Celebrating Our Native Students
November is Native American Heritage Month, so I want to take a few minutes to provide an overview about how Native American students factor into our overall enrollment at EPIC, as well as provide an update on some exciting steps we’re taking to better serve our Native students.
In my blog last month, I mentioned that approximately 25% of our student body is made up of Native American students. This means EPIC is home to roughly 9,000 kids representing many tribes and cultures.
Studies show that Native American students have better educational outcomes when they have greater connection to their tribal culture, as well as supportive school personnel. Providing those connections and support is part of the EPIC mission for all students, and we recently formed NASO, EPIC’s first Native American Student Organization.
NASO is open to students in grades 7-12 who want to learn more about tribal culture, whether the student is part of a tribe or not. The program is being led by Alison Black, an enrolled member of the Cheyenne and Arapaho Tribes of Oklahoma.
NASO held its first event on Oct. 7, and last week, we celebrated Native American Heritage Day with Virtual Spirit Days every day. Monday was our Traditional Dress Showcase, where students were invited to show off traditional dress or Native American clothing on social media; Tuesday, we asked students to “Rock Your Mocs” by wearing traditional Native American footwear. Wednesday was another dress-up day, with students being asked to dress as their own Native Hero, and on Friday, students will wear turquoise in their clothing or in traditional Native jewelry.
If you noticed I skipped Thursday – that’s for a good reason. Thursday was our monthly NASO meeting, where students gathered online for discussion and a fun activity. To join future meetings, contact Ms. Black at IndianEducation@epiccharterschools.org.

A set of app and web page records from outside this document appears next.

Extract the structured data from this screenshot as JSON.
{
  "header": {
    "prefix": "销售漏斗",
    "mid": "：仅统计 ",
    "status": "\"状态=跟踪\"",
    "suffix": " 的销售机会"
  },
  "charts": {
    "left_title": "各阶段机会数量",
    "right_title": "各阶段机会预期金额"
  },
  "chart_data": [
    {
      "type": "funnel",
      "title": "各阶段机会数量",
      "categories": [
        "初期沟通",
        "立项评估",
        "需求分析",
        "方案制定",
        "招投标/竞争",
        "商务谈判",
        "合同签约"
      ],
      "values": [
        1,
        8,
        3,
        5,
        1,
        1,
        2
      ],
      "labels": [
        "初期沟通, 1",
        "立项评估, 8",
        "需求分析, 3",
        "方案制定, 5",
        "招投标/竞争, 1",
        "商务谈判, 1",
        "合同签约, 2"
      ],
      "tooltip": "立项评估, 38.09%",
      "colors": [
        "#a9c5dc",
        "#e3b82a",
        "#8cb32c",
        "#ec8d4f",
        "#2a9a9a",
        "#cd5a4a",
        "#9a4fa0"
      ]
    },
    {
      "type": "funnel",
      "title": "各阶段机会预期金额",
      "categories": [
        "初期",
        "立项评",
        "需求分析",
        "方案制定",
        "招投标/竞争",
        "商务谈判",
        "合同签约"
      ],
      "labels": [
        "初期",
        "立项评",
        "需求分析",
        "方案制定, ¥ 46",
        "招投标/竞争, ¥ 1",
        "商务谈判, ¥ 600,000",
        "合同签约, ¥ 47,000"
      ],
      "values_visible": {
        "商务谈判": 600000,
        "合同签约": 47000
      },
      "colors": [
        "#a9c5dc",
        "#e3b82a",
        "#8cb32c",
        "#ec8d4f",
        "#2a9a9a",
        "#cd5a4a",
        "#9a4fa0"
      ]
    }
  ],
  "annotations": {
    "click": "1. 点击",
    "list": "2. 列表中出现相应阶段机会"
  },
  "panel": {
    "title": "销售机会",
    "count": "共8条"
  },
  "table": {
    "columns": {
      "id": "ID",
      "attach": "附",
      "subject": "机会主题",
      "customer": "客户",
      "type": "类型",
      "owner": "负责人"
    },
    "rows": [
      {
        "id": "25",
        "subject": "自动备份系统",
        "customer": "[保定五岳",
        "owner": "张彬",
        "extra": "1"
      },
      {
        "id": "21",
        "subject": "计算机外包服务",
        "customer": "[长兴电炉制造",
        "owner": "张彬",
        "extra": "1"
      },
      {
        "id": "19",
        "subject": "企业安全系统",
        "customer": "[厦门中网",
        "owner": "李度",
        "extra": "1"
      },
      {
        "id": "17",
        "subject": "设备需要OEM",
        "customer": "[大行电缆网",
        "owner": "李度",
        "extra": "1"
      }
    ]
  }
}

At EPIC, we’re committed to fostering an inclusive environment where kids feel connected, comfortable and ready to learn. We’re proud of the diverse student body we serve; NASO is just one way we’re showing it.
Until next time,